Component data from apps and pages:
....
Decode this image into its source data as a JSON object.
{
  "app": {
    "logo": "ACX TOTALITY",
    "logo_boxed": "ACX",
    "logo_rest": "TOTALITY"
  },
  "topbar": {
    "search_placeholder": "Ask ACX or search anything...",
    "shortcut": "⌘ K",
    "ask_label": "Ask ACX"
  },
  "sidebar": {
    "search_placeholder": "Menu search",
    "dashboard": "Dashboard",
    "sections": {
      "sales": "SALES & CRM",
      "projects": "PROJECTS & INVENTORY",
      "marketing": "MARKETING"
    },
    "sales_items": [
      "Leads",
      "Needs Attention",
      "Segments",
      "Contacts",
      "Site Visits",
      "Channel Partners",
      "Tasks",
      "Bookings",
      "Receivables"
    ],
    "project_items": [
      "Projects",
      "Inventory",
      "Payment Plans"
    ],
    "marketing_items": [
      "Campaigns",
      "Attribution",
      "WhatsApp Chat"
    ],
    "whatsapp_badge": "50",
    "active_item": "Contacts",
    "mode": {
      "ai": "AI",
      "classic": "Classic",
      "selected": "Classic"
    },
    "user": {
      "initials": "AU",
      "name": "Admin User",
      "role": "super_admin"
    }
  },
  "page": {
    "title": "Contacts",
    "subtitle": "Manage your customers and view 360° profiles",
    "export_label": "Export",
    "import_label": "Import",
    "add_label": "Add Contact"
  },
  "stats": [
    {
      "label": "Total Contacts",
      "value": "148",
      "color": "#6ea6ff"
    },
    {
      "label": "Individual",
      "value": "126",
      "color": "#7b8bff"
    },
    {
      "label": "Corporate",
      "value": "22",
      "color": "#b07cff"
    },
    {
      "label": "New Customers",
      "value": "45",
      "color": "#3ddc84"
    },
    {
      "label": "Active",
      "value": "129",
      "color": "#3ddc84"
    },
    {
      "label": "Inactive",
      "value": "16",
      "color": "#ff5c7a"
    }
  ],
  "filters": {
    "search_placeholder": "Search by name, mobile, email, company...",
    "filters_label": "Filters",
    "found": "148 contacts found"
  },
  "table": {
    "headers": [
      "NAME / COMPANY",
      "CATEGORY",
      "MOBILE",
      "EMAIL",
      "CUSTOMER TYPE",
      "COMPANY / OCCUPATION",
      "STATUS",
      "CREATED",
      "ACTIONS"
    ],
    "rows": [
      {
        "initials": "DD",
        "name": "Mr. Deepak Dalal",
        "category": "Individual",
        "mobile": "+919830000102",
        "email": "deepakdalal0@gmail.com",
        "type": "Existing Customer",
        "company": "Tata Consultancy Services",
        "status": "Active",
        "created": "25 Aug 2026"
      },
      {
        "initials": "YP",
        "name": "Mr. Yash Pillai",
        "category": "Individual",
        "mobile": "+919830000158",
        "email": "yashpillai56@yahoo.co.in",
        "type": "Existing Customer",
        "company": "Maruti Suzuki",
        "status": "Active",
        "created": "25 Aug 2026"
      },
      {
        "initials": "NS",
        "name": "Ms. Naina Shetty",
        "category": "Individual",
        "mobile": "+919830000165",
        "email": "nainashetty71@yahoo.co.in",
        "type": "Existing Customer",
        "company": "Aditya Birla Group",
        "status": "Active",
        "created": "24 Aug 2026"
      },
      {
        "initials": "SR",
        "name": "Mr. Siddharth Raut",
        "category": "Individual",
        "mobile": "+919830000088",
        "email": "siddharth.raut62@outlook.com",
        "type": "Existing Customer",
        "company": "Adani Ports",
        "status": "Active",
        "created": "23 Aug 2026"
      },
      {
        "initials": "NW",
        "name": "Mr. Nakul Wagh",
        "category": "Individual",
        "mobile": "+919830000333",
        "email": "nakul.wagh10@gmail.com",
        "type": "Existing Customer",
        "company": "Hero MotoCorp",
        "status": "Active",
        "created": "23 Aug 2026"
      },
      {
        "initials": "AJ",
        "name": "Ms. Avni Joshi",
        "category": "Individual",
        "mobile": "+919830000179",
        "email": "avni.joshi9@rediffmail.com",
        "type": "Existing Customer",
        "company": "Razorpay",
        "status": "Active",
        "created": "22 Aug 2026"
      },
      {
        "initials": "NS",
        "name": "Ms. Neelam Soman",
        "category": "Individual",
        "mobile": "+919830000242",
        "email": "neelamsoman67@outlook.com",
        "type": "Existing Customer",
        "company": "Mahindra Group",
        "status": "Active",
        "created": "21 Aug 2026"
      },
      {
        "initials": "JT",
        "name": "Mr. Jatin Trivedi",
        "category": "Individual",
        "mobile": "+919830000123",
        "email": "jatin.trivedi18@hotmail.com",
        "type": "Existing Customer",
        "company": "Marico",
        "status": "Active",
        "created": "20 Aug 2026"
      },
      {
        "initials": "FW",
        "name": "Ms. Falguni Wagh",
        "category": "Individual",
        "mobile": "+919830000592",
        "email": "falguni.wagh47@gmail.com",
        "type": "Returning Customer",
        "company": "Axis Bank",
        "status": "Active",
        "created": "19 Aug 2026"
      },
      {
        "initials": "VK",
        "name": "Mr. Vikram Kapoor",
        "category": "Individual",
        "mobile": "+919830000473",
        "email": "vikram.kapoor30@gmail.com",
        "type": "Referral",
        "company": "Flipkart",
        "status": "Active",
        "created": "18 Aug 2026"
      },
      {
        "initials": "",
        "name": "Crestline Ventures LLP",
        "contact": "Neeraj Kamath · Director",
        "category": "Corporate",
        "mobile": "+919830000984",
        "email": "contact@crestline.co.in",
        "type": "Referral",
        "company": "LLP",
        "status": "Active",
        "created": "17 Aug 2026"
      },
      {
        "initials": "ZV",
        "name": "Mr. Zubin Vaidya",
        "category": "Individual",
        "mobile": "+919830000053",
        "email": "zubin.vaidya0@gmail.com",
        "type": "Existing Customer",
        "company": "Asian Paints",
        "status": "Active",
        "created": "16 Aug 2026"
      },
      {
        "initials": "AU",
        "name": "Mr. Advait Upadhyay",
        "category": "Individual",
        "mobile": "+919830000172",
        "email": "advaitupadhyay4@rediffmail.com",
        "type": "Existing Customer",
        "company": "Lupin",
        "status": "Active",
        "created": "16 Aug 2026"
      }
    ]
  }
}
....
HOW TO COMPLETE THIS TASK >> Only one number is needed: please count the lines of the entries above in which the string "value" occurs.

EXPECTED ANSWER >> 6